I remember reading a story about a little boy who was challenged by an atheist uncle about this story. “Why did Jesus have to call Lazarus by name? Maybe it was a signal because they were faking.” The little boy, full of faith, said, “Because if He didn’t say Lazarus’ name, everyone might have come out!”
But here, Lazarus emerges from the tomb. No more stench. No more death. Restored to life, as Dickens might say.
Jesus had let Lazarus die, but He had a plan. Lazarus’ death was going to bring glory to God in some way. Martha and Mary trusted in that, though they didn’t expect their brother to be raised from the dead.

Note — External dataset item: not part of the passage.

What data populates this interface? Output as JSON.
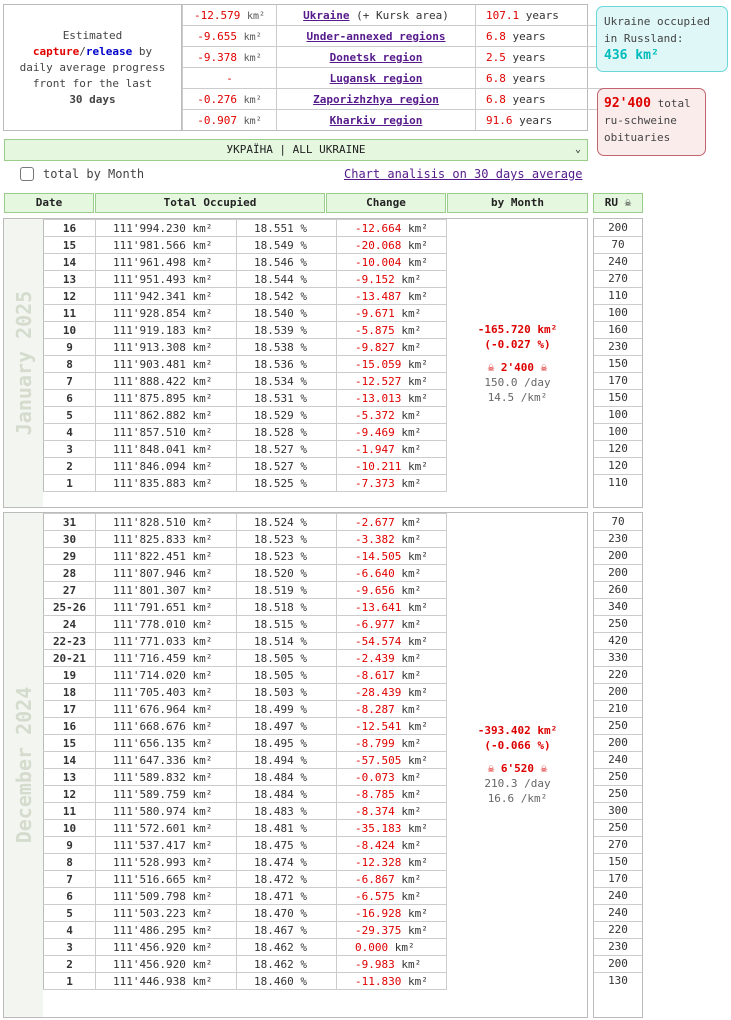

They believed Lazarus would give glory to God upon the Last Day. They mourned, but held to their faith.
There are times when every person wonders how God can have a plan for the greater good in the midst of their pain and suffering. How can God have a plan for good when my grandmother suffers from dementia? How can God have a plan for good when my father has cancer? How can God have a plan for good when my child committed suicide? What is God’s plan for good when I have hyperemesis so bad that I’m hospitalized on and off for 5 months? Where’s the good in my friends’ multiple miscarriages? In the adoption that went south? Where was the plan for good when a child is abused?
Where is God? What is His plan? When will this pain end?
Why does Jesus let Lazarus die?
I have no answers for those questions. I can only say that, even though it’s difficult, I know God has a plan. We don’t always know His plan, or understand where the good will be found when we are in aguish. Sometimes we just won’t know at all in this life what the purpose of our suffering was. Mary and Martha didn’t know what Jesus’ plan was. They suffered for days without knowing, without hearing from Him. They wondered for days where He was and why He didn’t answer them.
In His own time, Jesus answered Mary and Martha.
In His own time, God will answer us. And when He does, we will be able to look back and see the threads of His plan for good.
If you are suffering now, please know that I will be praying for you. If you’d like to leave an intention in the comments below, please do so, and I will bring that intention to Adoration this week.
©2017 Christine Johnson